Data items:
######

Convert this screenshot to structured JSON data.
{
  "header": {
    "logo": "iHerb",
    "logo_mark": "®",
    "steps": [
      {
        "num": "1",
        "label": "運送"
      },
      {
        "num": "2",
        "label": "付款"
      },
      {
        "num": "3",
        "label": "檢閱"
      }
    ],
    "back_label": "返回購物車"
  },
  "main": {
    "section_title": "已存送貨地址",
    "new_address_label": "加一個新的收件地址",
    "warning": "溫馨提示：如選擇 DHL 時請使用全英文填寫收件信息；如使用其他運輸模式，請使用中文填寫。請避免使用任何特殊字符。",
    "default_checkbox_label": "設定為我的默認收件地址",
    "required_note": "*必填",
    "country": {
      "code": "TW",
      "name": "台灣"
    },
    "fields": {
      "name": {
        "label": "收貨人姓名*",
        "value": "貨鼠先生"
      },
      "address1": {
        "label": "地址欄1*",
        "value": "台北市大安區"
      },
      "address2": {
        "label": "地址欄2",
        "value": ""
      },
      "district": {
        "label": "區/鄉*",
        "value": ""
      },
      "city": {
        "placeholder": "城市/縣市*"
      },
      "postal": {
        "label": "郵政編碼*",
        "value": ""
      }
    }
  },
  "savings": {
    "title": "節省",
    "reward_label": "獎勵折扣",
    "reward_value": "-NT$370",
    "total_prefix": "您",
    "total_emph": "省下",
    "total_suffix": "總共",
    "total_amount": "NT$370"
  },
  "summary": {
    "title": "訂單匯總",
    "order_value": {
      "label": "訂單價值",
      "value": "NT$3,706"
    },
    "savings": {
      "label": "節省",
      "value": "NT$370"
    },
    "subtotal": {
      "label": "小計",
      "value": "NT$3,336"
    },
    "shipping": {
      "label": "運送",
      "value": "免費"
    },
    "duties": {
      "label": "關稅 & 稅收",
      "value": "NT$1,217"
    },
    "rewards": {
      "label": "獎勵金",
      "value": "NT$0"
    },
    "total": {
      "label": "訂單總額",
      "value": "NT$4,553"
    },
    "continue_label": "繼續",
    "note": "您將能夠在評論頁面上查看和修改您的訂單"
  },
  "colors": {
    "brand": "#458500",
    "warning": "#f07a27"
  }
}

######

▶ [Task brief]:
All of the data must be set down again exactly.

▶ [Answer area]:
Convert this screenshot to structured JSON data.
{
  "header": {
    "logo": "iHerb",
    "logo_mark": "®",
    "steps": [
      {
        "num": "1",
        "label": "運送"
      },
      {
        "num": "2",
        "label": "付款"
      },
      {
        "num": "3",
        "label": "檢閱"
      }
    ],
    "back_label": "返回購物車"
  },
  "main": {
    "section_title": "已存送貨地址",
    "new_address_label": "加一個新的收件地址",
    "warning": "溫馨提示：如選擇 DHL 時請使用全英文填寫收件信息；如使用其他運輸模式，請使用中文填寫。請避免使用任何特殊字符。",
    "default_checkbox_label": "設定為我的默認收件地址",
    "required_note": "*必填",
    "country": {
      "code": "TW",
      "name": "台灣"
    },
    "fields": {
      "name": {
        "label": "收貨人姓名*",
        "value": "貨鼠先生"
      },
      "address1": {
        "label": "地址欄1*",
        "value": "台北市大安區"
      },
      "address2": {
        "label": "地址欄2",
        "value": ""
      },
      "district": {
        "label": "區/鄉*",
        "value": ""
      },
      "city": {
        "placeholder": "城市/縣市*"
      },
      "postal": {
        "label": "郵政編碼*",
        "value": ""
      }
    }
  },
  "savings": {
    "title": "節省",
    "reward_label": "獎勵折扣",
    "reward_value": "-NT$370",
    "total_prefix": "您",
    "total_emph": "省下",
    "total_suffix": "總共",
    "total_amount": "NT$370"
  },
  "summary": {
    "title": "訂單匯總",
    "order_value": {
      "label": "訂單價值",
      "value": "NT$3,706"
    },
    "savings": {
      "label": "節省",
      "value": "NT$370"
    },
    "subtotal": {
      "label": "小計",
      "value": "NT$3,336"
    },
    "shipping": {
      "label": "運送",
      "value": "免費"
    },
    "duties": {
      "label": "關稅 & 稅收",
      "value": "NT$1,217"
    },
    "rewards": {
      "label": "獎勵金",
      "value": "NT$0"
    },
    "total": {
      "label": "訂單總額",
      "value": "NT$4,553"
    },
    "continue_label": "繼續",
    "note": "您將能夠在評論頁面上查看和修改您的訂單"
  },
  "colors": {
    "brand": "#458500",
    "warning": "#f07a27"
  }
}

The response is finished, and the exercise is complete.